Filter the entries for lines with the word "screenshot".

○ ○ ○ ○ ○ ○ ○

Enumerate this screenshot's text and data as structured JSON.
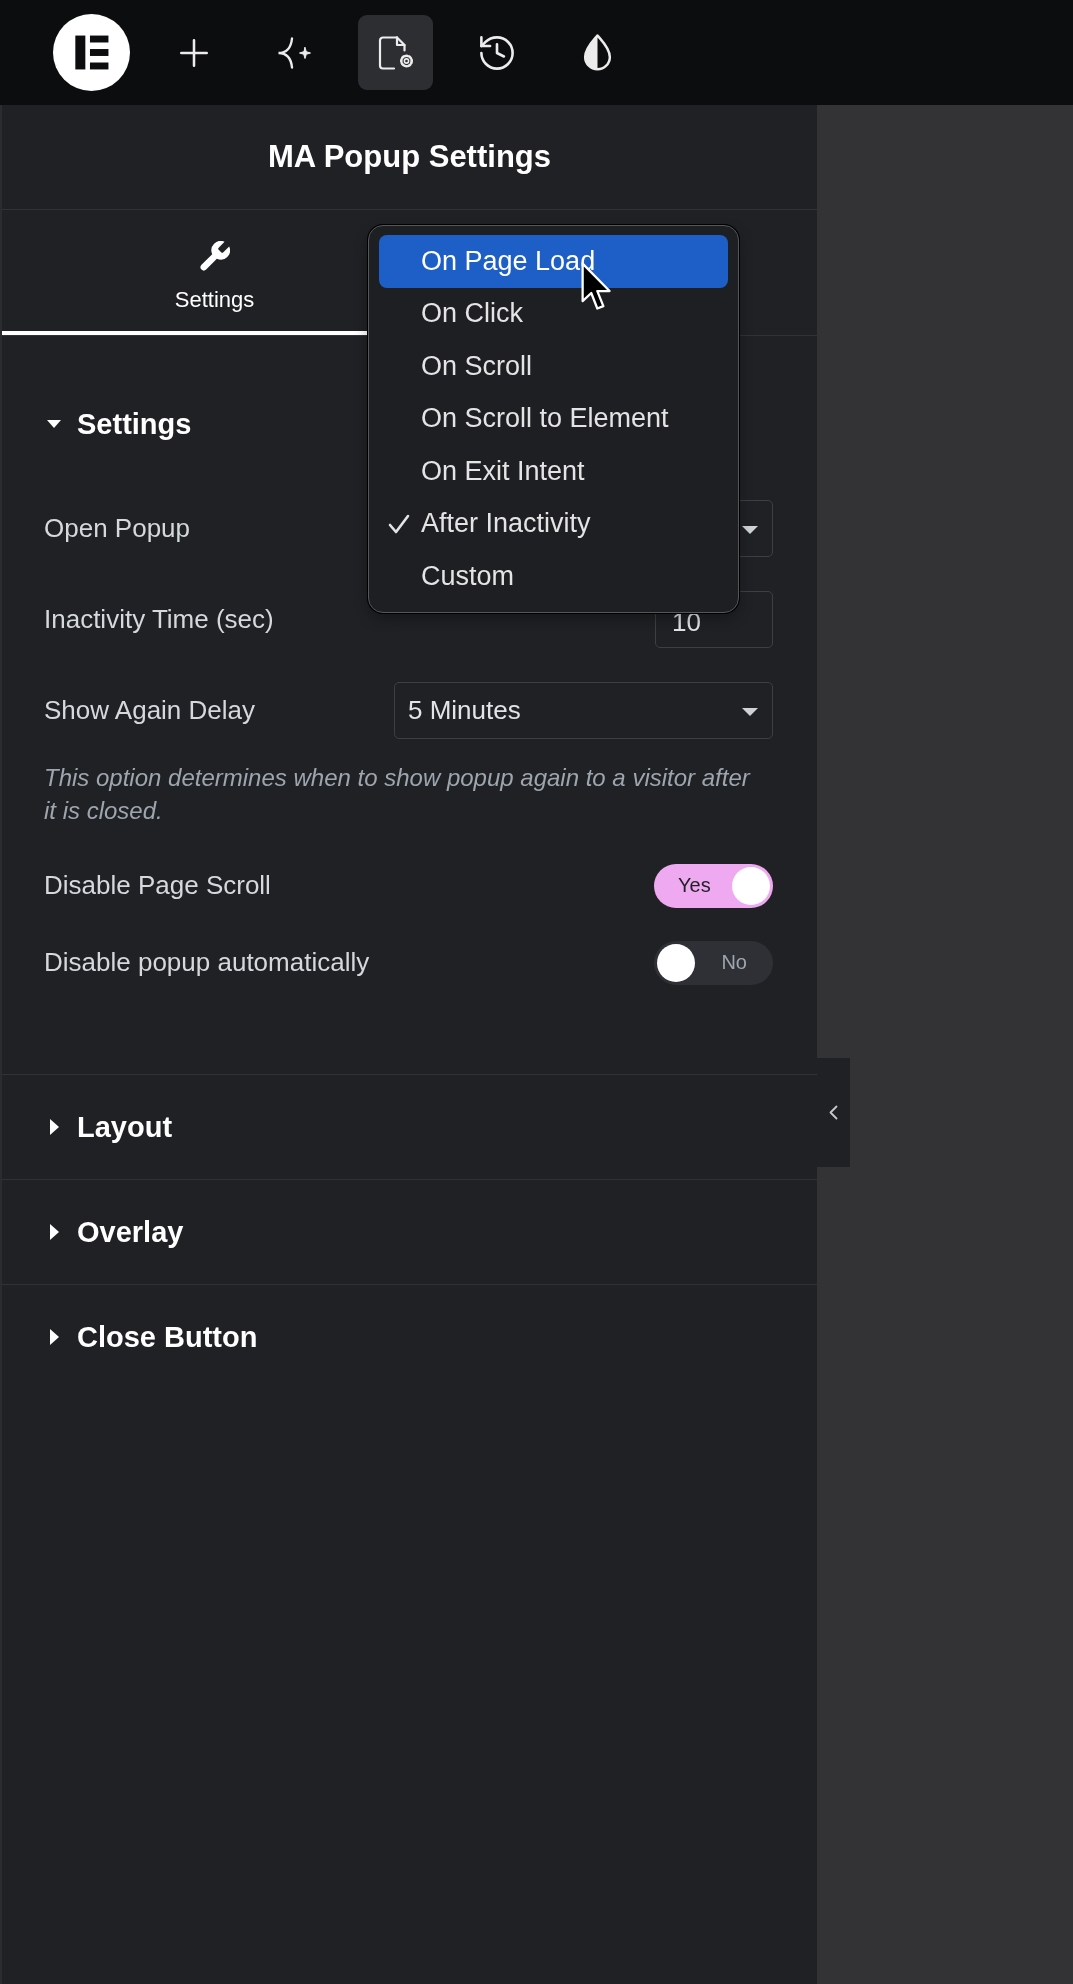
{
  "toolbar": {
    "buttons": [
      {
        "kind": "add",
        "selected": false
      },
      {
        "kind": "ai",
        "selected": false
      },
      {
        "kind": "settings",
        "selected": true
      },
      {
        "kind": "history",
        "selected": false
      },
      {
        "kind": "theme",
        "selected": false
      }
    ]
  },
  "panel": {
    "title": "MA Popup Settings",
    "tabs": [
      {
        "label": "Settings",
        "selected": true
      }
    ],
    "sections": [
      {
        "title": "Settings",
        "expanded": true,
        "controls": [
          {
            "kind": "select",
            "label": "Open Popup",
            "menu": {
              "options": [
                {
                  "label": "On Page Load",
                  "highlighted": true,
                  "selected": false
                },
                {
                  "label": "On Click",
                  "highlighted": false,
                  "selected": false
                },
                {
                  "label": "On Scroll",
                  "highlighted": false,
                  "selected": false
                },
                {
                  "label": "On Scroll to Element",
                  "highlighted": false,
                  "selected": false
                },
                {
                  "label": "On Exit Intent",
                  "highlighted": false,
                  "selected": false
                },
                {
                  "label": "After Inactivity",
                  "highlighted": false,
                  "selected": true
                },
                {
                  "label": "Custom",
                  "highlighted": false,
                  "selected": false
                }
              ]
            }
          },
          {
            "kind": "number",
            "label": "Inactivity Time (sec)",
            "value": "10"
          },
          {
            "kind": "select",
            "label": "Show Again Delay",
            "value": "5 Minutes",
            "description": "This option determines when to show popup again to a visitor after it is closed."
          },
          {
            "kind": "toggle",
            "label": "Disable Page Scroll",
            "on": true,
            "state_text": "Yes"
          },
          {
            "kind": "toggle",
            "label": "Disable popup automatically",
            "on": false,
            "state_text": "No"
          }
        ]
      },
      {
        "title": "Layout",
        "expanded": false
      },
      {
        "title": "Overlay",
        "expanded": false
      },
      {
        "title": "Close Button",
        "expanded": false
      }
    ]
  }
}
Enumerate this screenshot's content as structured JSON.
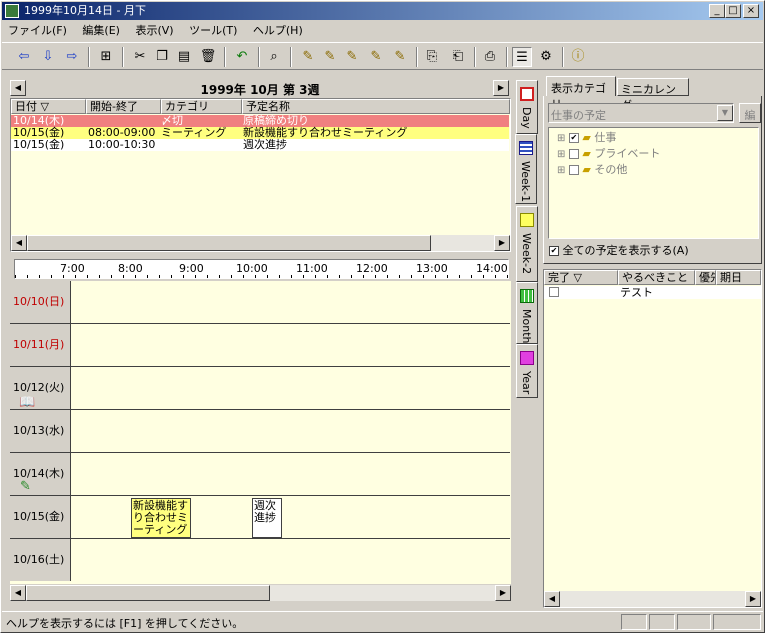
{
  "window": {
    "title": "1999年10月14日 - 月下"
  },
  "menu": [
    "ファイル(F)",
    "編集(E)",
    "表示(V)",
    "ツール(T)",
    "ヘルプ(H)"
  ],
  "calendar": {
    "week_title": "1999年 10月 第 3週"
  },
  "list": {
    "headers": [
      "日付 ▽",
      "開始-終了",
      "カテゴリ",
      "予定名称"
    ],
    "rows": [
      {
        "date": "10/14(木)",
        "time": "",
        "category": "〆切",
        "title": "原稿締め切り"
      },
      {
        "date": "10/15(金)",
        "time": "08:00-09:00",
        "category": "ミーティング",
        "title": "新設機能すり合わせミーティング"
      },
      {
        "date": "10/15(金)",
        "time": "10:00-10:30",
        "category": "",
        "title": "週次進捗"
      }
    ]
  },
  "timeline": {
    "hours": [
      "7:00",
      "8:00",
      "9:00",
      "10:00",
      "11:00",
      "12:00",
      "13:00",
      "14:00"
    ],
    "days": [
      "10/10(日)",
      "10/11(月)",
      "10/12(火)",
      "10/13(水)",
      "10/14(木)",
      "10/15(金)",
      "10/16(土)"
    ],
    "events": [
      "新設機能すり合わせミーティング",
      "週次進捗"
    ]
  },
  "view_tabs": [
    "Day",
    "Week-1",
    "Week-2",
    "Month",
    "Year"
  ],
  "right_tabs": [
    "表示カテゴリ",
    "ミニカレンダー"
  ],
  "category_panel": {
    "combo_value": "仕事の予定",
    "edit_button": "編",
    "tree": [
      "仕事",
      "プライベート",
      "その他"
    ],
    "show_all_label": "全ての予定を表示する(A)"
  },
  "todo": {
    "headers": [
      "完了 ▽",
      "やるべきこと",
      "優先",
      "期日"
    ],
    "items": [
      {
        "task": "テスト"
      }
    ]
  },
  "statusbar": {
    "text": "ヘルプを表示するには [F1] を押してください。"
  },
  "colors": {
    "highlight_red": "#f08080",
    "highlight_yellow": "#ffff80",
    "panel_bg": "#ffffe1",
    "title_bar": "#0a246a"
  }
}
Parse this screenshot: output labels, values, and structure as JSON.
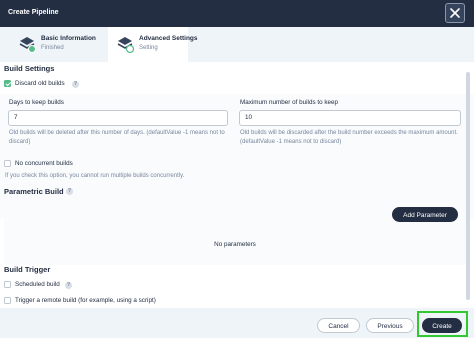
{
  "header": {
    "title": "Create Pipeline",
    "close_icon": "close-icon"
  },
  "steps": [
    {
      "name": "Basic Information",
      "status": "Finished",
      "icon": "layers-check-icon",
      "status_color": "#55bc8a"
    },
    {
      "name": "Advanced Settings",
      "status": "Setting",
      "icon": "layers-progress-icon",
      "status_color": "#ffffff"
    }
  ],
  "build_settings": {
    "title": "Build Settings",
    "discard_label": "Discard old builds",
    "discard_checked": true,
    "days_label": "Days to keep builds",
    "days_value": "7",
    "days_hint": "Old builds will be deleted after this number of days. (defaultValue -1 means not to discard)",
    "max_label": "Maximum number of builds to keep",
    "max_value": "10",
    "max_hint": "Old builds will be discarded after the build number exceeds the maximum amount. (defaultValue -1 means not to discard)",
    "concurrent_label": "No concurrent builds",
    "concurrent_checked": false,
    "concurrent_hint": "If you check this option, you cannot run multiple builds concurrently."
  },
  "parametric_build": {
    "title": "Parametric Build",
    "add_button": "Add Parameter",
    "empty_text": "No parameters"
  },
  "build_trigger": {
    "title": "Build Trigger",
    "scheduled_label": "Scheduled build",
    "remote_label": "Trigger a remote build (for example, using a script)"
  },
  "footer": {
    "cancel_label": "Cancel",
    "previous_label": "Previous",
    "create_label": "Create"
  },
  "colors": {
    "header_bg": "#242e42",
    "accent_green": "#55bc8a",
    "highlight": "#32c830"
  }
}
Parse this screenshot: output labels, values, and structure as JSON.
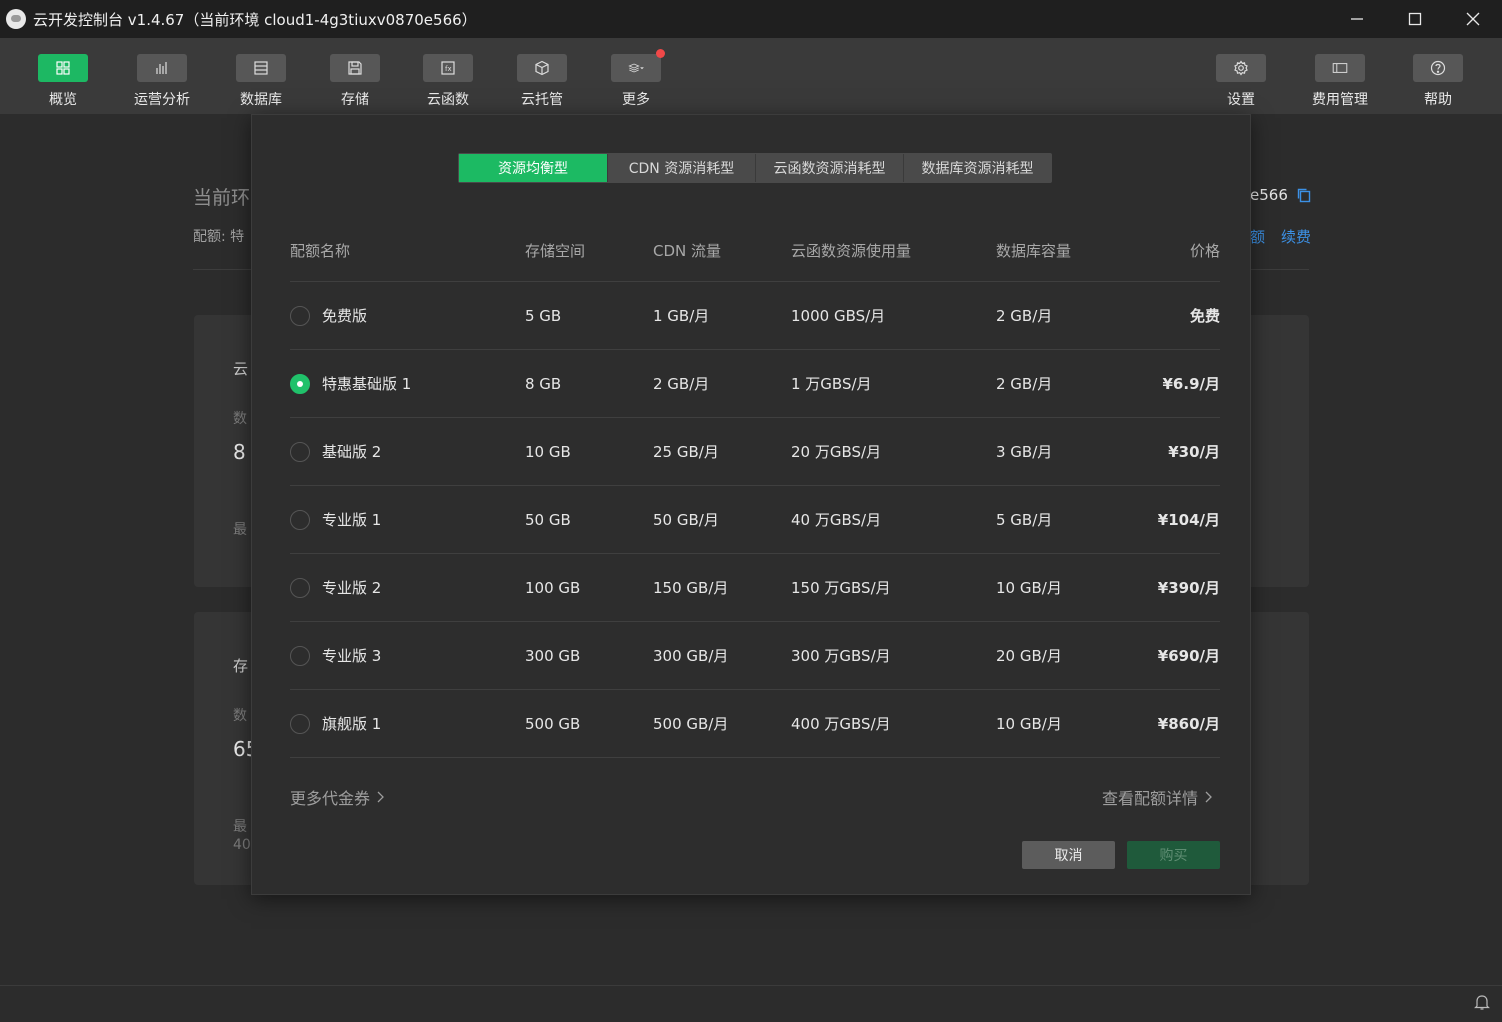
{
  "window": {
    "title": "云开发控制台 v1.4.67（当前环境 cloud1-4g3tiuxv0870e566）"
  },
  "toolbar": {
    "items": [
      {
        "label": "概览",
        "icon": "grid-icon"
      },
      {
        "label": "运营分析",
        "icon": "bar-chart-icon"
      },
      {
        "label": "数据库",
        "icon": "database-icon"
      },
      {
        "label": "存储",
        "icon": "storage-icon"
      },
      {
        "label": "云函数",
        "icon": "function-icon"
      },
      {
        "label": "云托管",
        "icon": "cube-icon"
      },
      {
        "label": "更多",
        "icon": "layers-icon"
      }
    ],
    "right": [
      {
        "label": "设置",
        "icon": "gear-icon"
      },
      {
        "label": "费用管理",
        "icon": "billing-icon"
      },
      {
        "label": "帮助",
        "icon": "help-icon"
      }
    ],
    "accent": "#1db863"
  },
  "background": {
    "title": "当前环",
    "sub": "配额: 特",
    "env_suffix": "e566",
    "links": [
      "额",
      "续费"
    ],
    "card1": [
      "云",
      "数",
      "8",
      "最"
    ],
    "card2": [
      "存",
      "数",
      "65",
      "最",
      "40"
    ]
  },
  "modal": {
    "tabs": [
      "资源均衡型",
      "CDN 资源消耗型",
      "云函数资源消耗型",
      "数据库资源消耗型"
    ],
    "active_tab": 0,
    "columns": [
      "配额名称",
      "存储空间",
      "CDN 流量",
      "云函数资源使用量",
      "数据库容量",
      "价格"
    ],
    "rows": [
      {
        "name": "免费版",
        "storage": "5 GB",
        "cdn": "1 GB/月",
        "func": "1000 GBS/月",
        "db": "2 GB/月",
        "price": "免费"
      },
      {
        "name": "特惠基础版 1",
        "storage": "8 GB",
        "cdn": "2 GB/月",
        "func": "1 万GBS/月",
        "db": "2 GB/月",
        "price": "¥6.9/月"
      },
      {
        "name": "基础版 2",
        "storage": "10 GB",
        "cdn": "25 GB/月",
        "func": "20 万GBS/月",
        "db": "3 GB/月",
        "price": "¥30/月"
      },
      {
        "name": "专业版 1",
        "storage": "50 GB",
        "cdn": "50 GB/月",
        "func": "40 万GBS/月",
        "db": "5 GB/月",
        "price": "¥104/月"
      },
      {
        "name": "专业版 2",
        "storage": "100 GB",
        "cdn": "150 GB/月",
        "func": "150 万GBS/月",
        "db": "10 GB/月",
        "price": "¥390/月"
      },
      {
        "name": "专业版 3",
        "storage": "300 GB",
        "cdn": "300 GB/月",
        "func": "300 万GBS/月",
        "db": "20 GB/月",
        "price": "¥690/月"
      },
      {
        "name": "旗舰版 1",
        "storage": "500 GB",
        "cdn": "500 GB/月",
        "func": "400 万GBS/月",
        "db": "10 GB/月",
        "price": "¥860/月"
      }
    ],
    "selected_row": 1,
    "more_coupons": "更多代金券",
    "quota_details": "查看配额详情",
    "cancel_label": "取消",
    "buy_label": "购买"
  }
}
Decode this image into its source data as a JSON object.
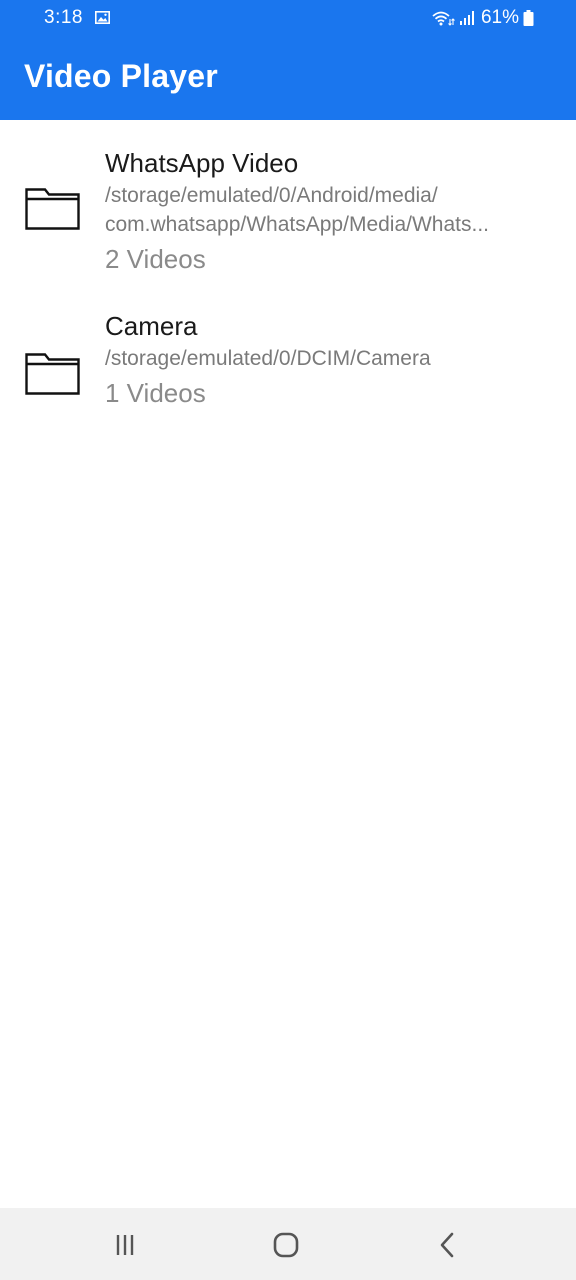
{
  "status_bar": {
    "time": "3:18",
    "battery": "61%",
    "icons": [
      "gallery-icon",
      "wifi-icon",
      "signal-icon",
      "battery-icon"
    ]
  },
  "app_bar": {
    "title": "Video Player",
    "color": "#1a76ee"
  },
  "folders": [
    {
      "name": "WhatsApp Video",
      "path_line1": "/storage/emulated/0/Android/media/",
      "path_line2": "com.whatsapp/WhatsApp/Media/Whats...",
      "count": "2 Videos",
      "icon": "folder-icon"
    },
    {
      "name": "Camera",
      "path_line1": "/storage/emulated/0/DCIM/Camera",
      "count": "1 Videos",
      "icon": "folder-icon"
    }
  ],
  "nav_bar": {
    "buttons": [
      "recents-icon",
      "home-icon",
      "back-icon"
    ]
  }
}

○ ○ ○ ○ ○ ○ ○

#### Expected answer:
Enumerate this screenshot's text and data as structured JSON.
Enumerate this screenshot's content as structured JSON.
Parse this screenshot: output labels, values, and structure as JSON.
Parse this screenshot: output labels, values, and structure as JSON.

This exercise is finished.